  • You can scale development teams easier by assigning features to small teams or individuals.
  • Less time spent on merge conflicts
  • You can cleanly split your code. A heavy feature that is lazy loaded will not affect the app performance outside itself.
  • A feature properly isolated can be reused and composed in other contexts. In fact, this is the essence of React.

Creating islands of states with useReducer and useContext

The idea is to manage your state via reducers and expose them via a Context:

  • create your reducer and actions to manage your feature state. Bind dispatch function to your action functions.
const actions = dispatch => ({
increase: () => dispatch(increment()),
decrease: () => dispatch(decrement())
});
const [reducerState, dispatch] = React.useReducer(reducer, initialState);const reducerActions = actions(dispatch);
  • set the feature context value to contain the reducer state and action dispatch functions.
const ContainerContext = React.createContext(initialState);
// initialState is the default value of the context
const context = {
state: { ...reducerState },
actions: { ...reducerActions }
};

Wrap your feature inside the context Provider.

<ContainerContext.Provider value={context}>
{props.children}
</ContainerContext.Provider>

You expose the context via a custom hook.

export const useContainerContext =
() => React.useContext(ContainerContext);

Any component within the context Provider will now be able to access and subscribe to the context state.

const context = useContainerContext();
const { count } = context.state;
const { increase, decrease } = context.actions;

Check out the code Sandbox.

Recoil

Recoil is Facebook’s new experimental state management library. It has a small API footprint. It also avoids the issue of component tree refresh within nested context providers. I am yet to explore Recoil and will update on it in another article.

Summary

For functional components:

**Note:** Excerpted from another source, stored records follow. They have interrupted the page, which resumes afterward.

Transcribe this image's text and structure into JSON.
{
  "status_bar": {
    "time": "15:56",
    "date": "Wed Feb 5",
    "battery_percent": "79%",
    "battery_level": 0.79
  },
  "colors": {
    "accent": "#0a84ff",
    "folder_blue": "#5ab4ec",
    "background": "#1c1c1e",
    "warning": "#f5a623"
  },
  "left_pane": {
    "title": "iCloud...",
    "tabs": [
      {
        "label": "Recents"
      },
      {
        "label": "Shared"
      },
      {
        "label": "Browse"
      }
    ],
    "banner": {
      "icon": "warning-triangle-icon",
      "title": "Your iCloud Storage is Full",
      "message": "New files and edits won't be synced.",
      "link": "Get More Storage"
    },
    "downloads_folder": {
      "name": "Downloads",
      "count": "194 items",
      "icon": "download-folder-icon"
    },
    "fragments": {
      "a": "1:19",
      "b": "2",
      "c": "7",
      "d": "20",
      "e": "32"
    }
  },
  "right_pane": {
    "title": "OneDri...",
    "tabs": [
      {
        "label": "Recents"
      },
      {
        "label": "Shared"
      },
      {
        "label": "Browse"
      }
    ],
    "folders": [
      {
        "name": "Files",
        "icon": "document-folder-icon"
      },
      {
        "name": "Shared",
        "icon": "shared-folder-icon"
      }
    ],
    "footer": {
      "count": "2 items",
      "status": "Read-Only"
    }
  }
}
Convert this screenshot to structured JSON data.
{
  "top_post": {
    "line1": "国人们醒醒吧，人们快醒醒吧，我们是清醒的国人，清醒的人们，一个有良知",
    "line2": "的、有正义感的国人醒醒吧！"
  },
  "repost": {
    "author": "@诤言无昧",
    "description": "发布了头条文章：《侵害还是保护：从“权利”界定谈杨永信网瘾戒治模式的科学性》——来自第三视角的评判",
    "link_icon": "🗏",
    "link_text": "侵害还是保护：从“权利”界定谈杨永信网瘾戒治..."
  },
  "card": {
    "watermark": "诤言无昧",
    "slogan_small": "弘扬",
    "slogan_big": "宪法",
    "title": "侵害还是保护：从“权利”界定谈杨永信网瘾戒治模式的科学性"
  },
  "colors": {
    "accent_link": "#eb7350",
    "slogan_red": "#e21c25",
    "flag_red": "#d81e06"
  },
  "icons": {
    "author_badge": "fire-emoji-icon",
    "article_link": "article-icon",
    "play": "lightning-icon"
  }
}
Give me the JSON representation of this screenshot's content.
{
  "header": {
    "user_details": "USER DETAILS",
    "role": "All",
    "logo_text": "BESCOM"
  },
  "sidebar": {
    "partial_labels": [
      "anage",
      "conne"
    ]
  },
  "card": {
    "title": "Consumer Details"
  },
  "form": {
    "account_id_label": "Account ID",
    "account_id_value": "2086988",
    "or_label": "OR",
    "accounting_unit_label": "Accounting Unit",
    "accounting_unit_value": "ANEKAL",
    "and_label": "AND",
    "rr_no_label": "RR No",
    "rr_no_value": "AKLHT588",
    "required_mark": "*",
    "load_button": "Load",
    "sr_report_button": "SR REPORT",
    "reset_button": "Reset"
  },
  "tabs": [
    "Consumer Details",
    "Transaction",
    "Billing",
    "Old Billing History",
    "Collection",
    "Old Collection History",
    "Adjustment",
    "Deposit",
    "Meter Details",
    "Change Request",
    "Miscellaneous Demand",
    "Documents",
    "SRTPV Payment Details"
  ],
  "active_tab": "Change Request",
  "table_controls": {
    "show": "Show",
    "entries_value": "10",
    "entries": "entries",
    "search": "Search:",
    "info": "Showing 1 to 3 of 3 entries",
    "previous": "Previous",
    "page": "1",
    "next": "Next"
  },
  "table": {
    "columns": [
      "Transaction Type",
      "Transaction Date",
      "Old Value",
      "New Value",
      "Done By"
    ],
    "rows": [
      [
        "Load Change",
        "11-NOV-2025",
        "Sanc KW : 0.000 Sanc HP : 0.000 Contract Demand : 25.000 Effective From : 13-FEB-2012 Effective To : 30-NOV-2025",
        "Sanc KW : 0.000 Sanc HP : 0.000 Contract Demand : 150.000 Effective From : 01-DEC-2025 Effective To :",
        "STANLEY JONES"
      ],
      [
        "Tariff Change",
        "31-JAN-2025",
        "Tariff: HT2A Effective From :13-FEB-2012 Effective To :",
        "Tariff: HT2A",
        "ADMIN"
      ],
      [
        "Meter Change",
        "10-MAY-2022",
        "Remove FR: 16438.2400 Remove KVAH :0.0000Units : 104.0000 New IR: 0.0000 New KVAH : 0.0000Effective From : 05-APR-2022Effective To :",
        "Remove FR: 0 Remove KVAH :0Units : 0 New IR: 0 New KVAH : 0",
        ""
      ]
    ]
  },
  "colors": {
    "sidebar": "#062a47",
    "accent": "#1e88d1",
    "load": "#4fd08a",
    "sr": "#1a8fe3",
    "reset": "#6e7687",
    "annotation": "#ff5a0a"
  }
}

  • useState() helps you manage state variables. The component will refresh if the state changes.
  • useReducer() helps you manage state Redux style - actions up, data down.
  • useRef() helps you create state variables that do not trigger a refresh when its value changes
  • useContext() helps you share a state value in a component tree/branch
  • props are part of the component state passed in externally from the component’s container.
  • useMemo() helps you memoize a heavy computation
  • useCallback() helps you keep a callback’s reference the same until its dependencies change, avoiding unnecessary re-renders.
  • a combination of useReducer() and useContext() can help you isolate state and make it available where it matters.

--

--

--

Frontend Architect, San Jose, CA

Love podcasts or audiobooks? Learn on the go with our new app.

Recommended from Medium

Back-End with Javascipt: Getting started with Nodejs

Nodejs website

Javascript’s this keyword

Introduction and Basics of JavaScript | Part 4

A Simple Explanation of Global Object, Process, and Buffer in Node.js

A Simple Explanation of Global Object, Process, and Buffer in Node.js

Consistent design across teams with React, Styled Component, Storybook, & Prettier

JavaScript Nightmares

How to use React Router in Web Application for beginners

Adventures in Google Login OIDC / OAuth2 with React and Spring

Get the Medium app

A button that says 'Download on the App Store', and if clicked it will lead you to the iOS App store
A button that says 'Get it on, Google Play', and if clicked it will lead you to the Google Play store
Rajesh Naroth

Rajesh Naroth

Frontend Architect, San Jose, CA

More from Medium

Optimizing Performance Using the useMemo Hook in React.js

React Hooks

All About React Hook

White Screen of Death In React